We haven’t spent much time discussing the North as of yet. Right now, all our attention is on the South, but we’ll perform a course assessment after the South course master plan is complete. We’ll likely address many of the same technical items on the North and look to restore many of the forgotten Park features lost or removed due to decades upon decades of the subtle reshaping by nature, and the well-intentioned alterations these types of Golden Age courses tend to evolve through. I’m also excited to explore ways to bring in more of Willie Park, Jr.’s unique, sometimes eccentric, styling of bunkers, and grassy hollows. These features are integral to the look and feel of his courses. If you’ve ever been to Huntercombe Golf Club in England, you know what I mean.

Are you able to apply any of the principles of your ‘Community Links’ approach when working at private clubs like Meadowbrook and Olympia Fields?

Absolutely! There are three factors that stand out regarding the overlap of my Community Links approach, and my approach to private clubs. The first would be the transparent nature of my intention for the facility, which I based largely on feedback from those who play the courses at hand regularly. Without these types of ground level interactions, you’ll rarely get both the approval of a plan and a final product almost everyone is thrilled with.

The second factor would be in creating a final product that can test the skilled player, while making a course fun and interesting for the bogey golfer. You can challenge the good player while not completely discouraging the higher-handicapper by introducing angles, short grass, and width in the right places. It’s a bit of a balancing act. Obviously, you need to cater to the predominant user and use good judgement, but I pride myself on being able to deliver that.

The last would be my approach to efficient resource use in maintaining the final product, which for me, almost goes without saying. I have a lot of experience here, and I can tell you there isn’t a course that hasn’t been renovated in the past decade where I couldn’t get improved efficiency out of the operation somewhere, while increasing course appeal. This is also an area where you must balance design decisions based on stakeholder expectations of the final product, but opportunities to integrate recent research findings and technology make that an automatic in my mind.

Are you planning to try to attract another US Open with your work at Olympia Fields?

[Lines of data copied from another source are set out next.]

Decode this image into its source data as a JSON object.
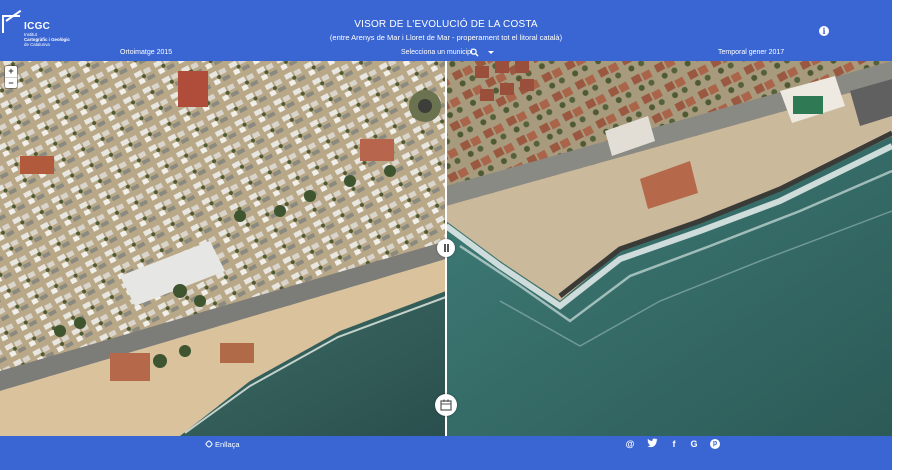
{
  "header": {
    "logo_name": "ICGC",
    "logo_sub_1": "Institut",
    "logo_sub_2": "Cartogràfic i Geològic",
    "logo_sub_3": "de Catalunya",
    "title": "VISOR DE L'EVOLUCIÓ DE LA COSTA",
    "subtitle": "(entre Arenys de Mar i Lloret de Mar - properament tot el litoral català)",
    "info_icon": "info-icon"
  },
  "toolbar": {
    "left_layer": "Ortoimatge 2015",
    "municipality_select": "Selecciona un municipi",
    "right_layer": "Temporal gener 2017"
  },
  "map": {
    "zoom_in": "+",
    "zoom_out": "−",
    "divider_handle_icon": "drag-handle-icon",
    "calendar_icon": "calendar-icon"
  },
  "footer": {
    "link_label": "Enllaça",
    "social": [
      "@",
      "twitter",
      "f",
      "G",
      "p"
    ]
  },
  "colors": {
    "brand_blue": "#3a66d4",
    "sea": "#2d5a52",
    "sand": "#d8c3a0"
  }
}
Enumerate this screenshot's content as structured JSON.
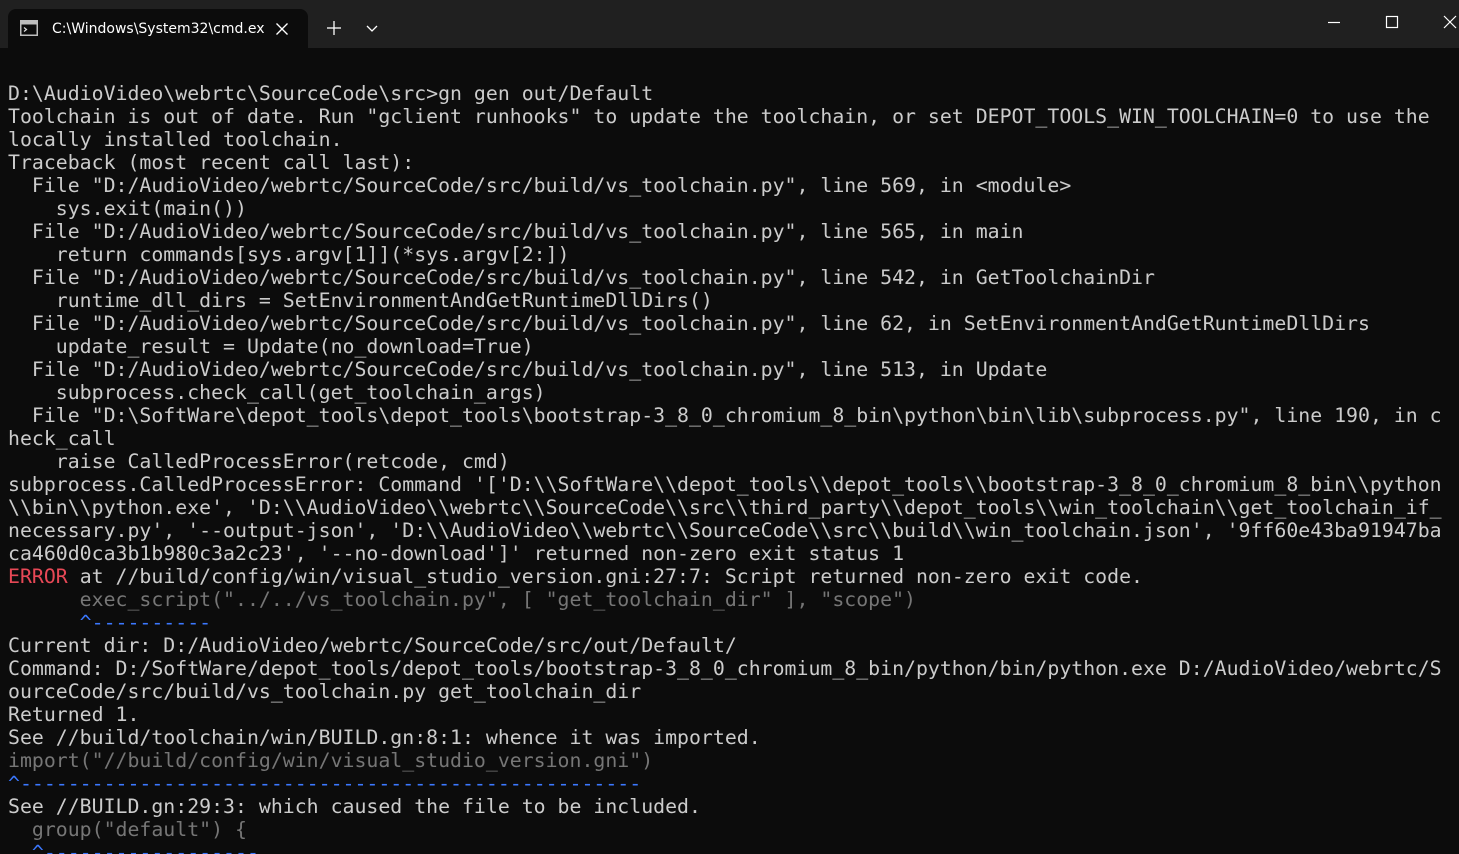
{
  "window": {
    "tab_title": "C:\\Windows\\System32\\cmd.ex",
    "icons": {
      "tab": "terminal-icon",
      "tab_close": "close-icon",
      "new_tab": "plus-icon",
      "dropdown": "chevron-down-icon",
      "minimize": "minimize-icon",
      "maximize": "maximize-icon",
      "close": "close-icon"
    }
  },
  "colors": {
    "background": "#0c0c0c",
    "titlebar": "#202020",
    "text": "#cccccc",
    "error": "#e74856",
    "dim": "#767676",
    "caret": "#3b78ff"
  },
  "console": {
    "lines": [
      {
        "segments": [
          {
            "text": "D:\\AudioVideo\\webrtc\\SourceCode\\src>gn gen out/Default",
            "style": "n"
          }
        ]
      },
      {
        "segments": [
          {
            "text": "Toolchain is out of date. Run \"gclient runhooks\" to update the toolchain, or set DEPOT_TOOLS_WIN_TOOLCHAIN=0 to use the",
            "style": "n"
          }
        ]
      },
      {
        "segments": [
          {
            "text": "locally installed toolchain.",
            "style": "n"
          }
        ]
      },
      {
        "segments": [
          {
            "text": "Traceback (most recent call last):",
            "style": "n"
          }
        ]
      },
      {
        "segments": [
          {
            "text": "  File \"D:/AudioVideo/webrtc/SourceCode/src/build/vs_toolchain.py\", line 569, in <module>",
            "style": "n"
          }
        ]
      },
      {
        "segments": [
          {
            "text": "    sys.exit(main())",
            "style": "n"
          }
        ]
      },
      {
        "segments": [
          {
            "text": "  File \"D:/AudioVideo/webrtc/SourceCode/src/build/vs_toolchain.py\", line 565, in main",
            "style": "n"
          }
        ]
      },
      {
        "segments": [
          {
            "text": "    return commands[sys.argv[1]](*sys.argv[2:])",
            "style": "n"
          }
        ]
      },
      {
        "segments": [
          {
            "text": "  File \"D:/AudioVideo/webrtc/SourceCode/src/build/vs_toolchain.py\", line 542, in GetToolchainDir",
            "style": "n"
          }
        ]
      },
      {
        "segments": [
          {
            "text": "    runtime_dll_dirs = SetEnvironmentAndGetRuntimeDllDirs()",
            "style": "n"
          }
        ]
      },
      {
        "segments": [
          {
            "text": "  File \"D:/AudioVideo/webrtc/SourceCode/src/build/vs_toolchain.py\", line 62, in SetEnvironmentAndGetRuntimeDllDirs",
            "style": "n"
          }
        ]
      },
      {
        "segments": [
          {
            "text": "    update_result = Update(no_download=True)",
            "style": "n"
          }
        ]
      },
      {
        "segments": [
          {
            "text": "  File \"D:/AudioVideo/webrtc/SourceCode/src/build/vs_toolchain.py\", line 513, in Update",
            "style": "n"
          }
        ]
      },
      {
        "segments": [
          {
            "text": "    subprocess.check_call(get_toolchain_args)",
            "style": "n"
          }
        ]
      },
      {
        "segments": [
          {
            "text": "  File \"D:\\SoftWare\\depot_tools\\depot_tools\\bootstrap-3_8_0_chromium_8_bin\\python\\bin\\lib\\subprocess.py\", line 190, in c",
            "style": "n"
          }
        ]
      },
      {
        "segments": [
          {
            "text": "heck_call",
            "style": "n"
          }
        ]
      },
      {
        "segments": [
          {
            "text": "    raise CalledProcessError(retcode, cmd)",
            "style": "n"
          }
        ]
      },
      {
        "segments": [
          {
            "text": "subprocess.CalledProcessError: Command '['D:\\\\SoftWare\\\\depot_tools\\\\depot_tools\\\\bootstrap-3_8_0_chromium_8_bin\\\\python",
            "style": "n"
          }
        ]
      },
      {
        "segments": [
          {
            "text": "\\\\bin\\\\python.exe', 'D:\\\\AudioVideo\\\\webrtc\\\\SourceCode\\\\src\\\\third_party\\\\depot_tools\\\\win_toolchain\\\\get_toolchain_if_",
            "style": "n"
          }
        ]
      },
      {
        "segments": [
          {
            "text": "necessary.py', '--output-json', 'D:\\\\AudioVideo\\\\webrtc\\\\SourceCode\\\\src\\\\build\\\\win_toolchain.json', '9ff60e43ba91947ba",
            "style": "n"
          }
        ]
      },
      {
        "segments": [
          {
            "text": "ca460d0ca3b1b980c3a2c23', '--no-download']' returned non-zero exit status 1",
            "style": "n"
          }
        ]
      },
      {
        "segments": [
          {
            "text": "ERROR",
            "style": "e"
          },
          {
            "text": " at //build/config/win/visual_studio_version.gni:27:7: Script returned non-zero exit code.",
            "style": "n"
          }
        ]
      },
      {
        "segments": [
          {
            "text": "      exec_script(\"../../vs_toolchain.py\", [ \"get_toolchain_dir\" ], \"scope\")",
            "style": "d"
          }
        ]
      },
      {
        "segments": [
          {
            "text": "      ^----------",
            "style": "b"
          }
        ]
      },
      {
        "segments": [
          {
            "text": "Current dir: D:/AudioVideo/webrtc/SourceCode/src/out/Default/",
            "style": "n"
          }
        ]
      },
      {
        "segments": [
          {
            "text": "Command: D:/SoftWare/depot_tools/depot_tools/bootstrap-3_8_0_chromium_8_bin/python/bin/python.exe D:/AudioVideo/webrtc/S",
            "style": "n"
          }
        ]
      },
      {
        "segments": [
          {
            "text": "ourceCode/src/build/vs_toolchain.py get_toolchain_dir",
            "style": "n"
          }
        ]
      },
      {
        "segments": [
          {
            "text": "Returned 1.",
            "style": "n"
          }
        ]
      },
      {
        "segments": [
          {
            "text": "See //build/toolchain/win/BUILD.gn:8:1: whence it was imported.",
            "style": "n"
          }
        ]
      },
      {
        "segments": [
          {
            "text": "import(\"//build/config/win/visual_studio_version.gni\")",
            "style": "d"
          }
        ]
      },
      {
        "segments": [
          {
            "text": "^----------------------------------------------------",
            "style": "b"
          }
        ]
      },
      {
        "segments": [
          {
            "text": "See //BUILD.gn:29:3: which caused the file to be included.",
            "style": "n"
          }
        ]
      },
      {
        "segments": [
          {
            "text": "  group(\"default\") {",
            "style": "d"
          }
        ]
      },
      {
        "segments": [
          {
            "text": "  ^------------------",
            "style": "b"
          }
        ]
      }
    ]
  }
}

Well, that’s really up to the USGA. Olympia Fields has already established they have the level of superior facilities required to host a US Open, considering its storied history at the North course. Its hosting of next year’s BMW Championship speaks to that as well, so our focus with renovations will remain entirely on enhancing member playability and enjoyment, while celebrating Park’s design. Should that include building upon the North course’s reputation as a challenging venue for the best players in the world, we’ll leave it in the hands of the decision makers and let the chips fall where they may.

An article on Staples’ appointment features in the April 2019 issue of Golf Course Architecture. For a printed subscription or free digital edition, please visit our subscriptions page.